Lines of the material that include the word "copy" are to be counted; only their number should be given.

Exercise data:

--------------------------------

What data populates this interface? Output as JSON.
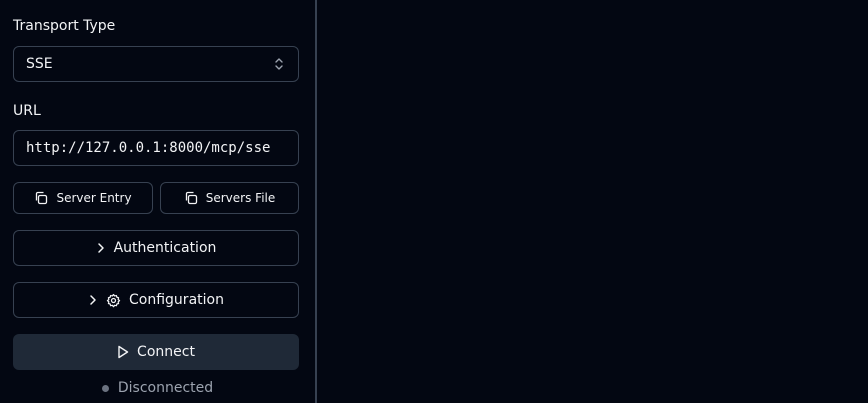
{
  "sidebar": {
    "transport_label": "Transport Type",
    "transport_value": "SSE",
    "url_label": "URL",
    "url_value": "http://127.0.0.1:8000/mcp/sse",
    "server_entry_label": "Server Entry",
    "servers_file_label": "Servers File",
    "authentication_label": "Authentication",
    "configuration_label": "Configuration",
    "connect_label": "Connect",
    "status_text": "Disconnected"
  },
  "icons": {
    "transport_select": "chevrons-up-down-icon",
    "server_entry": "copy-icon",
    "servers_file": "copy-icon",
    "authentication": "chevron-right-icon",
    "configuration_chevron": "chevron-right-icon",
    "configuration": "gear-icon",
    "connect": "play-icon",
    "status": "status-dot-icon"
  },
  "colors": {
    "background": "#030712",
    "border": "#374151",
    "connect_button": "#1f2937",
    "text": "#f3f4f6",
    "muted_text": "#9ca3af",
    "status_dot": "#6b7280"
  }
}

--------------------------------

Exercise result: 2